◆ **EXERCISE AIM**:
Examine each line of the data. Copy those that contain the string "score".

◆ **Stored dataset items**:
_ _ _

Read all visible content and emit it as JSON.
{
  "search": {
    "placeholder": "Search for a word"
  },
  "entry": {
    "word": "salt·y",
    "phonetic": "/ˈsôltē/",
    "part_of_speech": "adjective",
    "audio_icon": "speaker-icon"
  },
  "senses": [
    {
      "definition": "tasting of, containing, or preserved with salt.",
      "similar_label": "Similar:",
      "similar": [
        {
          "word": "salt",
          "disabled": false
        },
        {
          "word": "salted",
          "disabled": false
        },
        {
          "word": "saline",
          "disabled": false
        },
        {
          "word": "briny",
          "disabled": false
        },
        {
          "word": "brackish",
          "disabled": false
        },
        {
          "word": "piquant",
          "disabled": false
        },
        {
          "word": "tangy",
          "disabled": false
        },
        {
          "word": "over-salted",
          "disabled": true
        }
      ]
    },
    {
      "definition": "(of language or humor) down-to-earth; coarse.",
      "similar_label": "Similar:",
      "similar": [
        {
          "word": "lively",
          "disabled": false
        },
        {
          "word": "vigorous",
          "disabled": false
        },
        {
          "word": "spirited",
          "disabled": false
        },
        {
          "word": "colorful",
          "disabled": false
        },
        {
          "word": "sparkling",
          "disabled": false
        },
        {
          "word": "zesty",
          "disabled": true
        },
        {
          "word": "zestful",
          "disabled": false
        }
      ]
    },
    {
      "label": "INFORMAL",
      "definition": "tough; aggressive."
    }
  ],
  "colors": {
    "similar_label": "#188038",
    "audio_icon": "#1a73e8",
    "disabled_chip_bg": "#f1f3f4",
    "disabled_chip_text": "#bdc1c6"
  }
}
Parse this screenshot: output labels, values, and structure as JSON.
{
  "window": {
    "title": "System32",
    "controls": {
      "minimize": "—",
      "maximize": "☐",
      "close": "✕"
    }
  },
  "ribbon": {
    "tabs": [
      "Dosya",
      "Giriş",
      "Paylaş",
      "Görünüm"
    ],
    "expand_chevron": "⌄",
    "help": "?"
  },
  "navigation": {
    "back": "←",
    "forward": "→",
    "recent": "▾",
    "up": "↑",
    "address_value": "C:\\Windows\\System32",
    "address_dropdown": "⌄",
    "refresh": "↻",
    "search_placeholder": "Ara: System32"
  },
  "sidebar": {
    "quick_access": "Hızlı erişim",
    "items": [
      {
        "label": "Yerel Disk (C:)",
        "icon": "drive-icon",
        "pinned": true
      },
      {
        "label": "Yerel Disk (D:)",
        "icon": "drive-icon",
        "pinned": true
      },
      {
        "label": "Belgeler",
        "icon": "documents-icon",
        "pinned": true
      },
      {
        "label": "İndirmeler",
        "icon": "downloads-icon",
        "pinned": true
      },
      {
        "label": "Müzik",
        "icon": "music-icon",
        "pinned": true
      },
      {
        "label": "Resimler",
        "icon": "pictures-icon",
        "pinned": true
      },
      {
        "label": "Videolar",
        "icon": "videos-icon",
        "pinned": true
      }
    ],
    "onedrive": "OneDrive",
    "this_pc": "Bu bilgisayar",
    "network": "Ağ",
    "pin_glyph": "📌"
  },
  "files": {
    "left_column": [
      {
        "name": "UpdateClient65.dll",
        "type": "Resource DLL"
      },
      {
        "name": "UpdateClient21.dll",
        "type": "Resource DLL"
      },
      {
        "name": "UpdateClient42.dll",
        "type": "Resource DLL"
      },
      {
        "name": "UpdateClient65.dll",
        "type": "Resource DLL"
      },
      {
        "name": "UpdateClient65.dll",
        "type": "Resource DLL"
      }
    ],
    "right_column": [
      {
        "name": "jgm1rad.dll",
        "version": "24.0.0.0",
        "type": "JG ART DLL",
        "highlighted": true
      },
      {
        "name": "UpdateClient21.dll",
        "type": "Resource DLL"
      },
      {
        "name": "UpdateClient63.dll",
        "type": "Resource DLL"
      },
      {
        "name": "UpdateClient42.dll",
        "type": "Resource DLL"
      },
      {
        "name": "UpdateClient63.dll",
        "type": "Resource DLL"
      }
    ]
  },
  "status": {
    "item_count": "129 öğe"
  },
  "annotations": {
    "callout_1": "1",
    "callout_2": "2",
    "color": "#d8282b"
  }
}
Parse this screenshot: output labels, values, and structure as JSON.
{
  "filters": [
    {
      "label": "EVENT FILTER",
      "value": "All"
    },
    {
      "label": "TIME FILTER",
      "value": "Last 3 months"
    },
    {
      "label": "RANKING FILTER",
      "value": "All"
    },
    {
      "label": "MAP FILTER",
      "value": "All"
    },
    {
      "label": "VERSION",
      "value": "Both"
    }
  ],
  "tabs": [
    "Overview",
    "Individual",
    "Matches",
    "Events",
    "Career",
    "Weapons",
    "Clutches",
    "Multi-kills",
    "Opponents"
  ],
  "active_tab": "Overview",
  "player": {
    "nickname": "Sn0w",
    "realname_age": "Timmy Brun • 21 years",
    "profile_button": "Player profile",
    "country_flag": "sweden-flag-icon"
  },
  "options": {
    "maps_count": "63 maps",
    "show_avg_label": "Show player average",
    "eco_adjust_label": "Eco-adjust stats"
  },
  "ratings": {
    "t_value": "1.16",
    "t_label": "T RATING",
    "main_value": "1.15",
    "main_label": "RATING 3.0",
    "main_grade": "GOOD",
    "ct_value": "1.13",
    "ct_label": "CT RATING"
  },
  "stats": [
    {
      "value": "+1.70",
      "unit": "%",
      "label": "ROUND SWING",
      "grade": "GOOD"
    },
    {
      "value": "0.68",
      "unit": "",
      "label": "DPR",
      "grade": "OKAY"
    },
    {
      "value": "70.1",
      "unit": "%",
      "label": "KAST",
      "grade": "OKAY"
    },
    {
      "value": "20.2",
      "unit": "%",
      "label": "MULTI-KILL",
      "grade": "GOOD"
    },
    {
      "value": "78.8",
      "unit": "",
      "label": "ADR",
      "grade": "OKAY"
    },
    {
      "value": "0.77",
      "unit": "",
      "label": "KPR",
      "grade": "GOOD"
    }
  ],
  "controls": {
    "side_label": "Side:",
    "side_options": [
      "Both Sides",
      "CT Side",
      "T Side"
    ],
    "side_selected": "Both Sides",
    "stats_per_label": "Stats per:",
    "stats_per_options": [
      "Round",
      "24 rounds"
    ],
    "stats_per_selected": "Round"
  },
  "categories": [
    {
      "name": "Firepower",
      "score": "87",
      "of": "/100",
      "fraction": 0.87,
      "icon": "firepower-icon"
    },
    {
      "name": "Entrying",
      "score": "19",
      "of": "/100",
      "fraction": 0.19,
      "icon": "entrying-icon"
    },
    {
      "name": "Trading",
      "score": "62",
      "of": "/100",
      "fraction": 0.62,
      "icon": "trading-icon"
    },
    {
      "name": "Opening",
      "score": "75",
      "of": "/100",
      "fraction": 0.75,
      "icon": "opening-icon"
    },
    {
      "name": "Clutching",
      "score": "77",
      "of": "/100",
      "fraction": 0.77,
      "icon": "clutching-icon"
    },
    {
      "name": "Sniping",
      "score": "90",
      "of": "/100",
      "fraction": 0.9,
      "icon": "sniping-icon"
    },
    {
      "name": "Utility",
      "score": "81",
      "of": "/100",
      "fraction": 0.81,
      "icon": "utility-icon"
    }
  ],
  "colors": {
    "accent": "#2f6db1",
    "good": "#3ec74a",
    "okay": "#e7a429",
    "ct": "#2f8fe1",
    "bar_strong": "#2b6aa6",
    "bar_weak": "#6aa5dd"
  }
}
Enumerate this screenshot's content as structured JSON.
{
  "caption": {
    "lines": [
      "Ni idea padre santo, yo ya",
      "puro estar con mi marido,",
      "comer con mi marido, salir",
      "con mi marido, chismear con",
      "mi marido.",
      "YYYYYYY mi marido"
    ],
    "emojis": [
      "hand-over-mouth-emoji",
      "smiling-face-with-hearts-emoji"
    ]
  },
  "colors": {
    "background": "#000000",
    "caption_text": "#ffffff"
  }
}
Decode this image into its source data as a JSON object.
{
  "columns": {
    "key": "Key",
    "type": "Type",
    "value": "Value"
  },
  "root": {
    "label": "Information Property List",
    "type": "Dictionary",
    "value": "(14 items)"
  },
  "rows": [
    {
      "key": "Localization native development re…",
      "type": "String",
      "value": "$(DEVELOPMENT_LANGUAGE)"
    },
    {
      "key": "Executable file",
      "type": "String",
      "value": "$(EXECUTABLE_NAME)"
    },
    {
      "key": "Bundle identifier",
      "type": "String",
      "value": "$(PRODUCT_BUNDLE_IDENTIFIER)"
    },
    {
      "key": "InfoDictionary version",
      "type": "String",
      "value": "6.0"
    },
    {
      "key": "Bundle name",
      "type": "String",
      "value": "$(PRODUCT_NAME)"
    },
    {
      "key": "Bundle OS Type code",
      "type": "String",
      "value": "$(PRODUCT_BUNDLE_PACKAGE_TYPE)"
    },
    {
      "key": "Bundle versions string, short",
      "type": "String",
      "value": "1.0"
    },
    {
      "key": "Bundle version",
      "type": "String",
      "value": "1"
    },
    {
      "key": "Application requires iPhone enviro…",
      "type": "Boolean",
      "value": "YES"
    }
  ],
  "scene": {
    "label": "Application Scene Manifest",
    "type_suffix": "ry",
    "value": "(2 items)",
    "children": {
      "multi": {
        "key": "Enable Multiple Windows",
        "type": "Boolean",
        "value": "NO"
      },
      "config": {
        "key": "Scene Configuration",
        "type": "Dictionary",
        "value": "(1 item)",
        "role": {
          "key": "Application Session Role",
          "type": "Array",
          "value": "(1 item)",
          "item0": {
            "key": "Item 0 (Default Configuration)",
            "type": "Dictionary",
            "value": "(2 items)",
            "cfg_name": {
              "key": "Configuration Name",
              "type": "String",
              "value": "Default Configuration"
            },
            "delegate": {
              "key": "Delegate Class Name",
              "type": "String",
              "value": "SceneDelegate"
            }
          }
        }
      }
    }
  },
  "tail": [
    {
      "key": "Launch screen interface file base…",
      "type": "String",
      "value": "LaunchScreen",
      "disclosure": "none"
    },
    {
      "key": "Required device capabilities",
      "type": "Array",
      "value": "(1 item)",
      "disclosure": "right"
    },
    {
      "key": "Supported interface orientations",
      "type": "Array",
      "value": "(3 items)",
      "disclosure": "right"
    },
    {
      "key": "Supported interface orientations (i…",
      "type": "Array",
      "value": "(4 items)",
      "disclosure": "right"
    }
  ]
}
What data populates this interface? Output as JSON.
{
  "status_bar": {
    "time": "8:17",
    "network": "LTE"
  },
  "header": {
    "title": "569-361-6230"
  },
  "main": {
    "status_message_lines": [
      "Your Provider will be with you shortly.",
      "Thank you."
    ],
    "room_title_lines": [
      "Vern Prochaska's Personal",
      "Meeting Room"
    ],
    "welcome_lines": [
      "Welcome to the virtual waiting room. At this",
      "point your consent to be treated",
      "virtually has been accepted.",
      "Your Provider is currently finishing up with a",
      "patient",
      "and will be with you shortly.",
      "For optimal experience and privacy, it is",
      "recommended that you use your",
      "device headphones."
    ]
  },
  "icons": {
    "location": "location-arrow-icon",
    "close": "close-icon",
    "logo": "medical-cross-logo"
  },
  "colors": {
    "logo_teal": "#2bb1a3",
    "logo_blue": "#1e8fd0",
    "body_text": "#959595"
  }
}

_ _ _

◆ **OUTPUT BELOW**:
      "score": "87",
      "score": "19",
      "score": "62",
      "score": "75",
      "score": "77",
      "score": "90",
      "score": "81",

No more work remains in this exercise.